[[ Input material, beginning ]]

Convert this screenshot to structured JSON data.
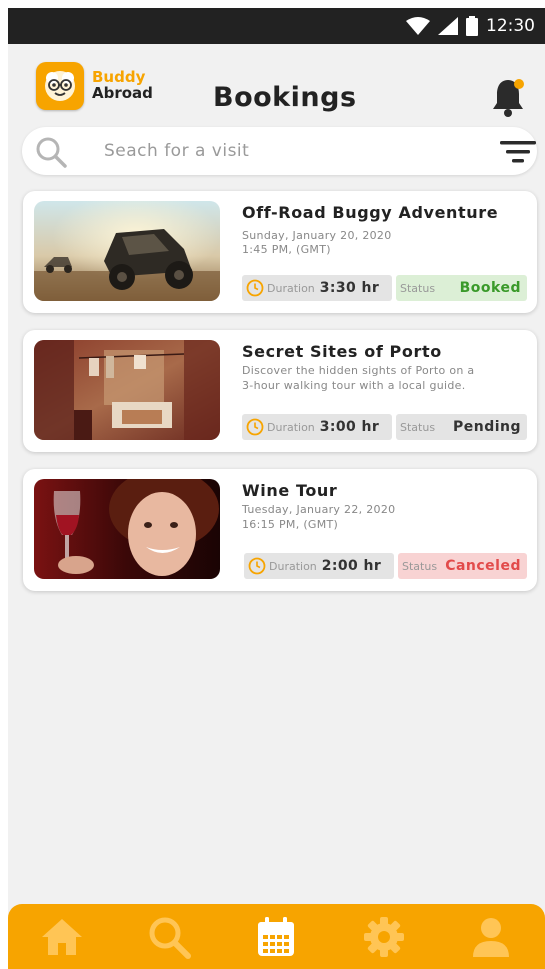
{
  "status_bar": {
    "time": "12:30"
  },
  "header": {
    "logo_line1": "Buddy",
    "logo_line2": "Abroad",
    "title": "Bookings"
  },
  "search": {
    "placeholder": "Seach for a visit"
  },
  "bookings": [
    {
      "title": "Off-Road Buggy Adventure",
      "line1": "Sunday, January 20, 2020",
      "line2": "1:45 PM, (GMT)",
      "duration_label": "Duration",
      "duration_value": "3:30 hr",
      "status_label": "Status",
      "status_value": "Booked",
      "status_color": "#3a9a2a",
      "status_bg": "#dcefd6"
    },
    {
      "title": "Secret Sites of Porto",
      "line1": "Discover the hidden sights of Porto on a",
      "line2": "3-hour walking tour with a local guide.",
      "duration_label": "Duration",
      "duration_value": "3:00 hr",
      "status_label": "Status",
      "status_value": "Pending",
      "status_color": "#333333",
      "status_bg": "#e4e4e4"
    },
    {
      "title": "Wine Tour",
      "line1": "Tuesday, January 22, 2020",
      "line2": "16:15 PM, (GMT)",
      "duration_label": "Duration",
      "duration_value": "2:00 hr",
      "status_label": "Status",
      "status_value": "Canceled",
      "status_color": "#e24b4b",
      "status_bg": "#f8d3d3"
    }
  ],
  "bottom_nav": [
    {
      "icon": "home-icon"
    },
    {
      "icon": "search-icon"
    },
    {
      "icon": "calendar-icon"
    },
    {
      "icon": "gear-icon"
    },
    {
      "icon": "user-icon"
    }
  ],
  "colors": {
    "accent": "#f7a400"
  }
}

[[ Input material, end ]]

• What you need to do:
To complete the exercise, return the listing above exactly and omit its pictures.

• Solved exercise:
Convert this screenshot to structured JSON data.
{
  "status_bar": {
    "time": "12:30"
  },
  "header": {
    "logo_line1": "Buddy",
    "logo_line2": "Abroad",
    "title": "Bookings"
  },
  "search": {
    "placeholder": "Seach for a visit"
  },
  "bookings": [
    {
      "title": "Off-Road Buggy Adventure",
      "line1": "Sunday, January 20, 2020",
      "line2": "1:45 PM, (GMT)",
      "duration_label": "Duration",
      "duration_value": "3:30 hr",
      "status_label": "Status",
      "status_value": "Booked",
      "status_color": "#3a9a2a",
      "status_bg": "#dcefd6"
    },
    {
      "title": "Secret Sites of Porto",
      "line1": "Discover the hidden sights of Porto on a",
      "line2": "3-hour walking tour with a local guide.",
      "duration_label": "Duration",
      "duration_value": "3:00 hr",
      "status_label": "Status",
      "status_value": "Pending",
      "status_color": "#333333",
      "status_bg": "#e4e4e4"
    },
    {
      "title": "Wine Tour",
      "line1": "Tuesday, January 22, 2020",
      "line2": "16:15 PM, (GMT)",
      "duration_label": "Duration",
      "duration_value": "2:00 hr",
      "status_label": "Status",
      "status_value": "Canceled",
      "status_color": "#e24b4b",
      "status_bg": "#f8d3d3"
    }
  ],
  "bottom_nav": [
    {
      "icon": "home-icon"
    },
    {
      "icon": "search-icon"
    },
    {
      "icon": "calendar-icon"
    },
    {
      "icon": "gear-icon"
    },
    {
      "icon": "user-icon"
    }
  ],
  "colors": {
    "accent": "#f7a400"
  }
}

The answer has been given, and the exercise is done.